How Moscow will interpret the decisions reached yesterday remains to be seen, but it is unlikely to be happy about them. Russian leaders have long sought the alliance’s transformation from a military into a more purely political organization, as well as a concrete voice in NATO deliberations on key European security issues. Moscow has also been adamantly opposed to NATO enlargement. Particularly since the September 11 terrorist attacks, Putin had moderated Russia’s language on these and related issues. But despite reports suggesting he has “softened” Russia’s opposition to NATO enlargement, he has in fact continued to insist that acceptance in this area must be conditioned upon a greater voice for Russia in alliance affairs. Numerous commentators in Moscow have argued, moreover, that Putin’s recent turn toward the West, and particularly his support for the U.S.-led antiterror campaign, requires concrete concessions to Russia in return. And they have not shied from suggesting that one of those concessions might be an agreement by NATO to implement some of those changes which Moscow has so long demanded.

Moscow’s reaction to yesterday’s NATO communique should be quickly forthcoming: Russian Foreign Minister Igor Ivanov is scheduled to meet today with his NATO counterparts under the auspices of the still-functioning Russia-NATO Permanent Joint Council. That the two sides were moving on different trajectories prior to this week’s meeting was underscored yesterday, however, by some comments attributed to Ivanov on the eve of his departure. Among other things, Ivanov charged that NATO had grown obsolete and needed to be changed itself “in order to conform with current conditions.” He also called for just the sort of joint Russia-NATO cooperation that yesterday’s alliance meeting in Brussels appeared to spurn. In addition, Ivanov voiced new criticism of NATO’s enlargement plans, saying that the “mechanical expansion of NATO neither adds to stability in Europe nor rids its countries of currently existing dangers” (Interfax, December 6).

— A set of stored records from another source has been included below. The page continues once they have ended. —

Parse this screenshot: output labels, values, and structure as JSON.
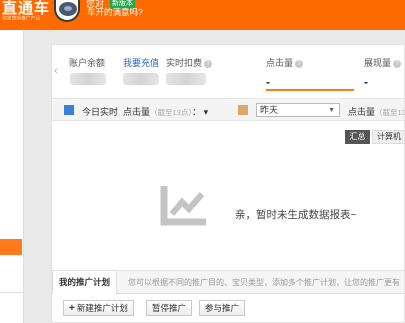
{
  "topbar": {
    "logo_text": "直通车",
    "logo_sub": "淘宝营销推广产品",
    "survey_question": "您对",
    "survey_badge": "新版本",
    "survey_text": "车开的满意吗?"
  },
  "account": {
    "balance_label": "账户余额",
    "recharge_link": "我要充值",
    "deduct_label": "实时扣费",
    "deduct_help": "?"
  },
  "metrics": [
    {
      "label": "点击量",
      "help": "?",
      "value": "-"
    },
    {
      "label": "展现量",
      "help": "?",
      "value": "-"
    }
  ],
  "toolbar": {
    "today_label": "今日实时",
    "metric_label": "点击量",
    "metric_note": "（截至13点）",
    "separator": "：",
    "compare_select": "昨天",
    "metric_label_2": "点击量",
    "metric_note_2": "（截至13"
  },
  "chart": {
    "summary_button": "汇总",
    "calc_button": "计算机",
    "empty_message": "亲，暂时未生成数据报表~"
  },
  "plans": {
    "tab_label": "我的推广计划",
    "hint": "您可以根据不同的推广目的、宝贝类型，添加多个推广计划，让您的推广更有"
  },
  "actions": {
    "new_plan": "新建推广计划",
    "pause": "暂停推广",
    "join": "参与推广"
  },
  "colors": {
    "brand_orange": "#ff6a00",
    "link_blue": "#2a64c8",
    "today_series": "#3b7ed8",
    "compare_series": "#d9a86a"
  }
}
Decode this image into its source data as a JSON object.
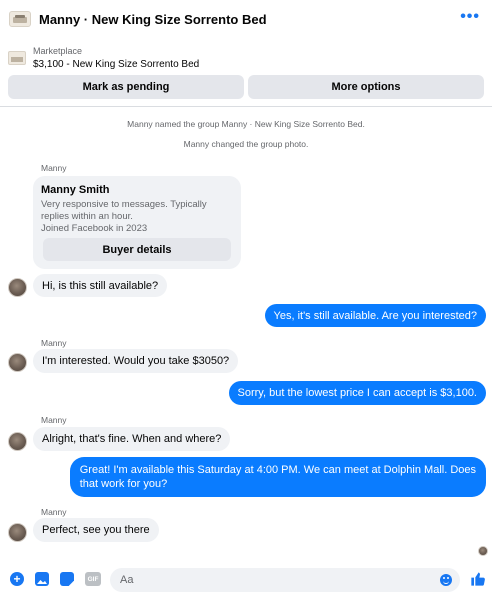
{
  "header": {
    "title": "Manny · New King Size Sorrento Bed",
    "more_icon": "ellipsis-icon",
    "accent_color": "#1877f2"
  },
  "listing": {
    "label": "Marketplace",
    "price_title": "$3,100 - New King Size Sorrento Bed"
  },
  "actions": {
    "mark_pending": "Mark as pending",
    "more_options": "More options"
  },
  "system_messages": [
    "Manny named the group Manny · New King Size Sorrento Bed.",
    "Manny changed the group photo."
  ],
  "seller_card": {
    "sender": "Manny",
    "name": "Manny Smith",
    "description_line1": "Very responsive to messages. Typically",
    "description_line2": "replies within an hour.",
    "description_line3": "Joined Facebook in 2023",
    "button": "Buyer details"
  },
  "messages": [
    {
      "from": "Manny",
      "direction": "in",
      "text": "Hi, is this still available?"
    },
    {
      "from": "me",
      "direction": "out",
      "text": "Yes, it's still available. Are you interested?"
    },
    {
      "from": "Manny",
      "direction": "in",
      "sender_label": "Manny",
      "text": "I'm interested. Would you take $3050?"
    },
    {
      "from": "me",
      "direction": "out",
      "text": "Sorry, but the lowest price I can accept is $3,100."
    },
    {
      "from": "Manny",
      "direction": "in",
      "sender_label": "Manny",
      "text": "Alright, that's fine. When and where?"
    },
    {
      "from": "me",
      "direction": "out",
      "text_line1": "Great! I'm available this Saturday at 4:00 PM. We can meet at Dolphin Mall. Does",
      "text_line2": "that work for you?"
    },
    {
      "from": "Manny",
      "direction": "in",
      "sender_label": "Manny",
      "text": "Perfect, see you there"
    }
  ],
  "composer": {
    "placeholder": "Aa",
    "gif_label": "GIF",
    "icons": [
      "plus-icon",
      "photo-icon",
      "sticker-icon",
      "gif-icon",
      "emoji-icon",
      "thumbs-up-icon"
    ]
  },
  "colors": {
    "outgoing_bubble": "#0a7cff",
    "incoming_bubble": "#f0f2f5",
    "secondary_text": "#65676b"
  }
}
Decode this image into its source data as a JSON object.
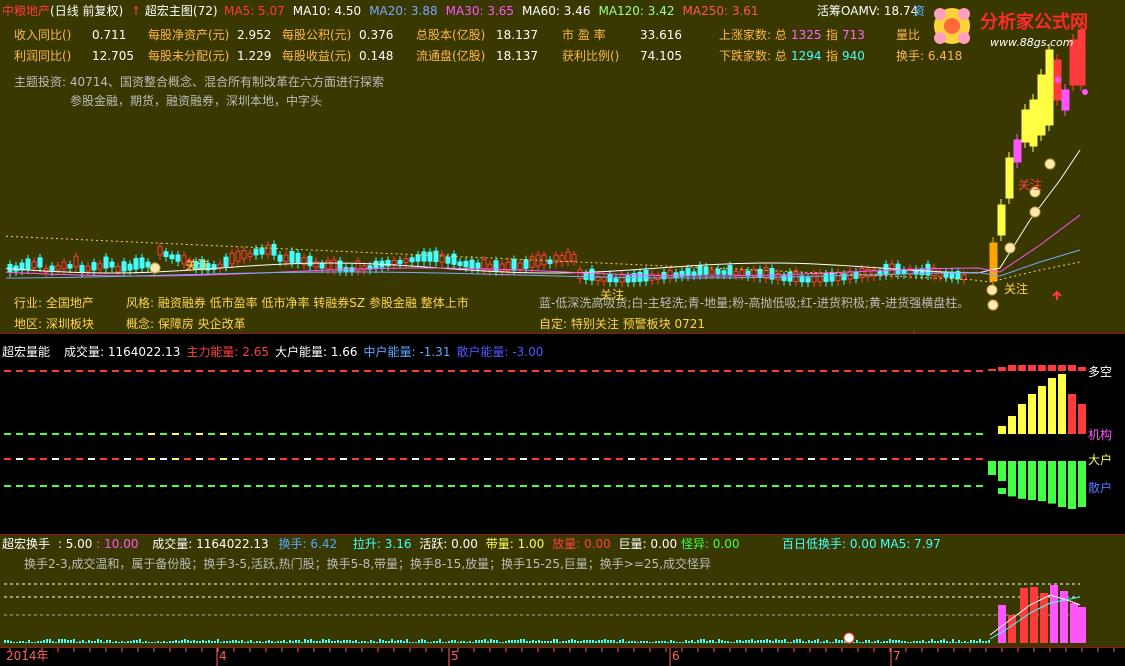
{
  "header": {
    "stock_name": "中粮地产",
    "period": "(日线 前复权)",
    "arrow_icon": "red-up-arrow",
    "indicator": "超宏主图(72)",
    "ma": [
      {
        "label": "MA5: 5.07",
        "color": "#ff3b3b"
      },
      {
        "label": "MA10: 4.50",
        "color": "#ffffff"
      },
      {
        "label": "MA20: 3.88",
        "color": "#7aa7ff"
      },
      {
        "label": "MA30: 3.65",
        "color": "#ff55ff"
      },
      {
        "label": "MA60: 3.46",
        "color": "#ffffff"
      },
      {
        "label": "MA120: 3.42",
        "color": "#9aff9a"
      },
      {
        "label": "MA250: 3.61",
        "color": "#ff5555"
      }
    ],
    "oamv": "活筹OAMV: 18.74",
    "oamv_tail": "资"
  },
  "logo": {
    "text": "分析家公式网",
    "url": "www.88gs.com"
  },
  "fin": {
    "r1": [
      {
        "k": "收入同比()",
        "v": "0.711"
      },
      {
        "k": "每股净资产(元)",
        "v": "2.952"
      },
      {
        "k": "每股公积(元)",
        "v": "0.376"
      },
      {
        "k": "总股本(亿股)",
        "v": "18.137"
      },
      {
        "k": "市    盈    率",
        "v": "33.616"
      }
    ],
    "r2": [
      {
        "k": "利润同比()",
        "v": "12.705"
      },
      {
        "k": "每股未分配(元)",
        "v": "1.229"
      },
      {
        "k": "每股收益(元)",
        "v": "0.148"
      },
      {
        "k": "流通盘(亿股)",
        "v": "18.137"
      },
      {
        "k": "获利比例()",
        "v": "74.105"
      }
    ],
    "up_label": "上涨家数: 总",
    "up_total": "1325",
    "up_idx_label": "指",
    "up_idx": "713",
    "down_label": "下跌家数: 总",
    "down_total": "1294",
    "down_idx_label": "指",
    "down_idx": "940",
    "liangbi": "量比",
    "huanshou": "换手: 6.418"
  },
  "theme": {
    "line1": "主题投资: 40714、国资整合概念、混合所有制改革在六方面进行探索",
    "line2": "参股金融，期货，融资融券，深圳本地，中字头"
  },
  "info": {
    "industry": "行业: 全国地产",
    "style": "风格: 融资融券 低市盈率 低市净率 转融券SZ 参股金融 整体上市",
    "region": "地区: 深圳板块",
    "concept": "概念: 保障房 央企改革",
    "legend": "蓝-低深洗高吸货;白-主轻洗;青-地量;粉-高抛低吸;红-进货积极;黄-进货强横盘柱。",
    "custom": "自定: 特别关注 预警板块 0721"
  },
  "marks": {
    "guanzhu": "关注",
    "dollar": "$"
  },
  "energy": {
    "title": "超宏量能",
    "items": [
      {
        "t": "成交量: 1164022.13",
        "c": "#ffffff"
      },
      {
        "t": "主力能量: 2.65",
        "c": "#ff4040"
      },
      {
        "t": "大户能量: 1.66",
        "c": "#ffffff"
      },
      {
        "t": "中户能量: -1.31",
        "c": "#55aaff"
      },
      {
        "t": "散户能量: -3.00",
        "c": "#5555ff"
      }
    ],
    "labels": {
      "duokong": "多空",
      "jigou": "机构",
      "dahu": "大户",
      "sanhu": "散户"
    }
  },
  "turnover": {
    "title": "超宏换手",
    "a": ": 5.00",
    "b": ": 10.00",
    "vol": "成交量: 1164022.13",
    "hs": "换手: 6.42",
    "ls": "拉升: 3.16",
    "hy": "活跃: 0.00",
    "dl": "带量: 1.00",
    "fl": "放量: 0.00",
    "jl": "巨量: 0.00",
    "gy": "怪异: 0.00",
    "bairi": "百日低换手: 0.00",
    "ma5": "MA5: 7.97",
    "desc": "换手2-3,成交温和，属于备份股；换手3-5,活跃,热门股；换手5-8,带量；换手8-15,放量；换手15-25,巨量；换手>=25,成交怪异"
  },
  "dates": {
    "year": "2014年",
    "m4": "4",
    "m5": "5",
    "m6": "6",
    "m7": "7"
  }
}
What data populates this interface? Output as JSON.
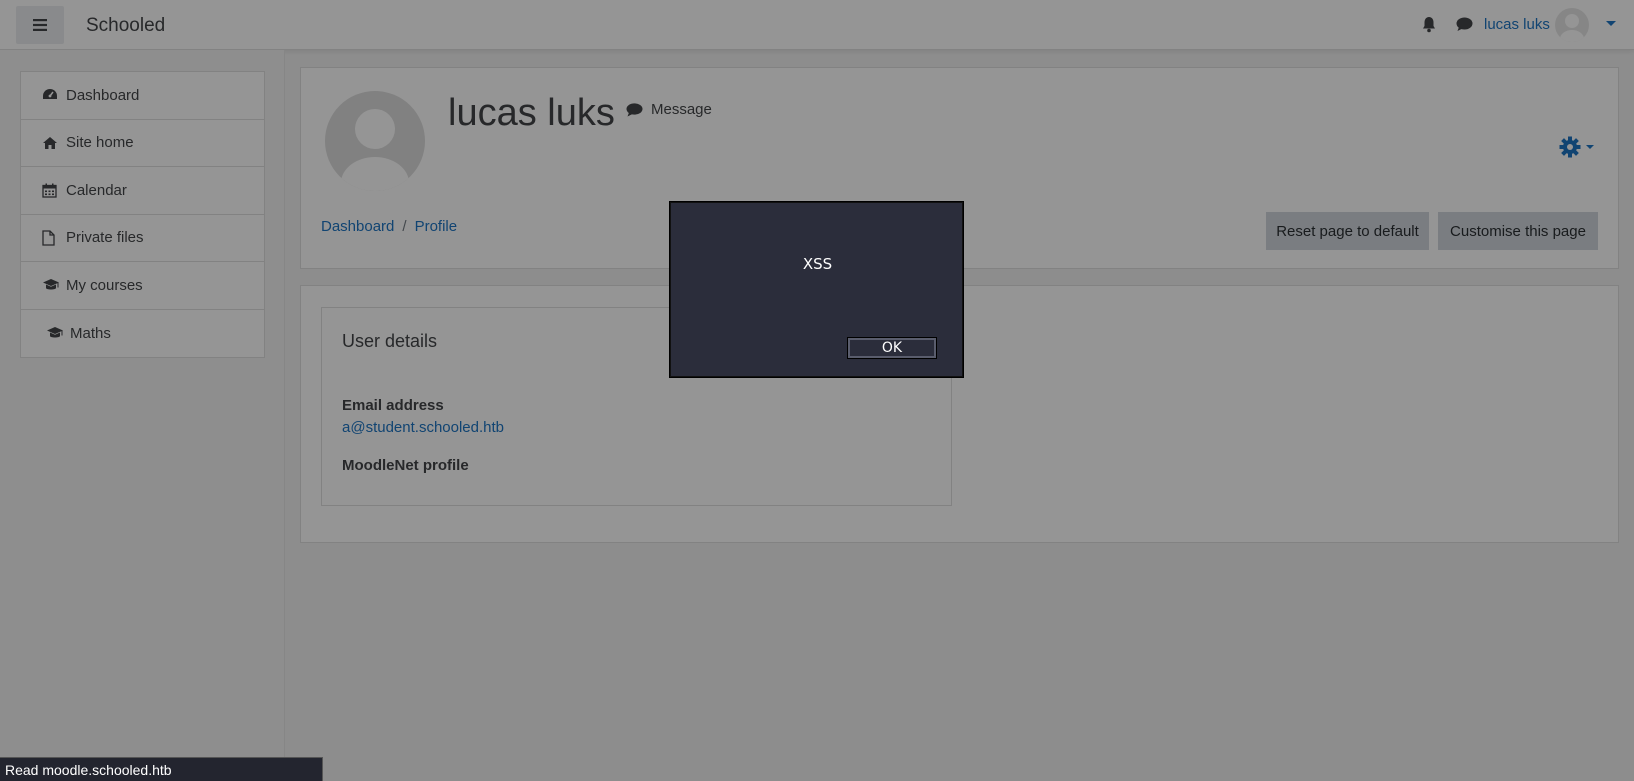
{
  "navbar": {
    "site_name": "Schooled",
    "user_name": "lucas luks",
    "icons": [
      "menu-icon",
      "bell-icon",
      "chat-icon",
      "avatar-icon",
      "caret-down-icon"
    ]
  },
  "drawer": {
    "items": [
      {
        "label": "Dashboard",
        "icon": "dashboard-icon"
      },
      {
        "label": "Site home",
        "icon": "home-icon"
      },
      {
        "label": "Calendar",
        "icon": "calendar-icon"
      },
      {
        "label": "Private files",
        "icon": "file-icon"
      },
      {
        "label": "My courses",
        "icon": "graduation-cap-icon"
      },
      {
        "label": "Maths",
        "icon": "graduation-cap-icon"
      }
    ]
  },
  "header": {
    "profile_name": "lucas luks",
    "message_label": "Message",
    "breadcrumb": [
      "Dashboard",
      "Profile"
    ],
    "breadcrumb_sep": "/",
    "reset_label": "Reset page to default",
    "customise_label": "Customise this page"
  },
  "user_details": {
    "title": "User details",
    "email_label": "Email address",
    "email_value": "a@student.schooled.htb",
    "moodlenet_label": "MoodleNet profile"
  },
  "dialog": {
    "message": "XSS",
    "ok_label": "OK"
  },
  "statusbar": {
    "text": "Read moodle.schooled.htb"
  },
  "colors": {
    "link": "#0f6cbf",
    "dialog_bg": "#2b2d3b",
    "button_bg": "#ced4da"
  }
}
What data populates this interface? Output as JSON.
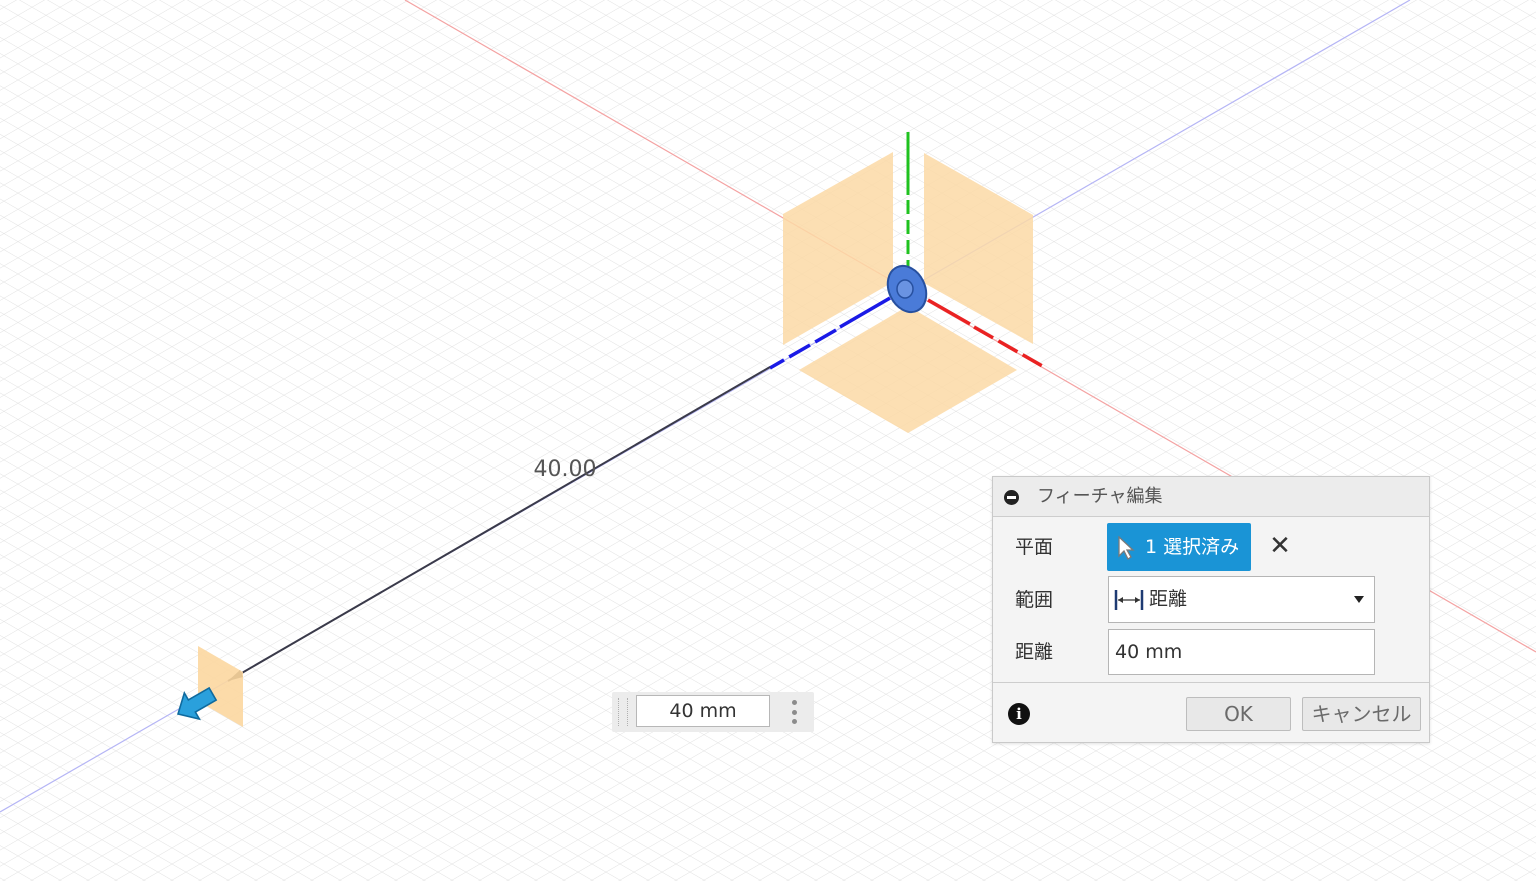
{
  "viewport": {
    "dimension_value": "40.00",
    "colors": {
      "grid": "#dedede",
      "x_axis": "#f3a3a3",
      "y_axis": "#20c420",
      "z_axis": "#b3b3f5",
      "plane_fill": "#fcd7a0",
      "manipulator_arrow": "#1f95d3"
    }
  },
  "floating_input": {
    "value": "40 mm"
  },
  "dialog": {
    "title": "フィーチャ編集",
    "rows": {
      "plane_label": "平面",
      "plane_selection": "1 選択済み",
      "extent_label": "範囲",
      "extent_value": "距離",
      "distance_label": "距離",
      "distance_value": "40 mm"
    },
    "footer": {
      "ok_label": "OK",
      "cancel_label": "キャンセル"
    },
    "accent_color": "#1a94d6"
  }
}
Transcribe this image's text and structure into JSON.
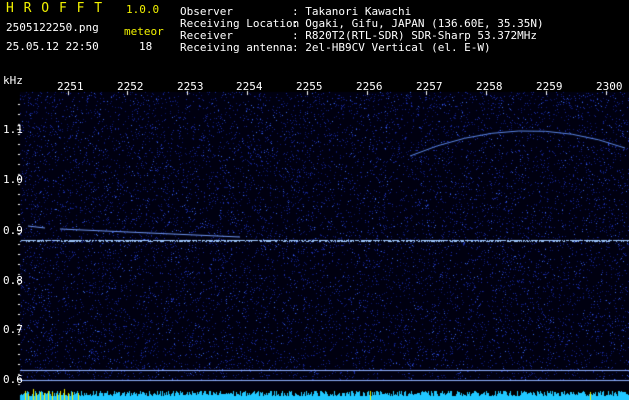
{
  "header": {
    "app_name": "H R O F F T",
    "version": "1.0.0",
    "filename": "2505122250.png",
    "datetime": "25.05.12 22:50",
    "count_label": "meteor",
    "count_value": "18",
    "info": [
      {
        "label": "Observer",
        "value": ": Takanori Kawachi"
      },
      {
        "label": "Receiving Location",
        "value": ": Ogaki, Gifu, JAPAN (136.60E, 35.35N)"
      },
      {
        "label": "Receiver",
        "value": ": R820T2(RTL-SDR) SDR-Sharp 53.372MHz"
      },
      {
        "label": "Receiving antenna",
        "value": ": 2el-HB9CV Vertical (el. E-W)"
      }
    ]
  },
  "spectrogram": {
    "unit_label": "kHz",
    "time_ticks": [
      "2251",
      "2252",
      "2253",
      "2254",
      "2255",
      "2256",
      "2257",
      "2258",
      "2259",
      "2300"
    ],
    "freq_ticks": [
      "1.1",
      "1.0",
      "0.9",
      "0.8",
      "0.7",
      "0.6"
    ],
    "colors": {
      "background": "#000010",
      "noise": "#1c2ea8",
      "carrier": "#9fc8ff",
      "bottom_band": "#20c8ff",
      "yellow": "#f2f200"
    }
  }
}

The hint of tension in yesterday’s developments suggests that some of the bloom may be coming off the partnership that Russia has built over the past several months with the West and, especially, with Washington. If yesterday’s NATO communique is interpreted as a rebuff of Moscow, moreover, Putin could face new criticism from military and other officials who have from the beginning questioned his more accommodating policies toward the West. At the same time, the posture of the leading Western European governments could become significant. In general, they have strongly backed cooperative relations with Russia–a policy that Moscow has done much to cultivate and encourage–and may themselves be loathe to follow the United States if it decides to take a harder line toward the Kremlin. And that could introduce new tensions into the alliance as it moves in the coming months both to finalize expansion plans and to work with Washington in its continuing war against terrorism.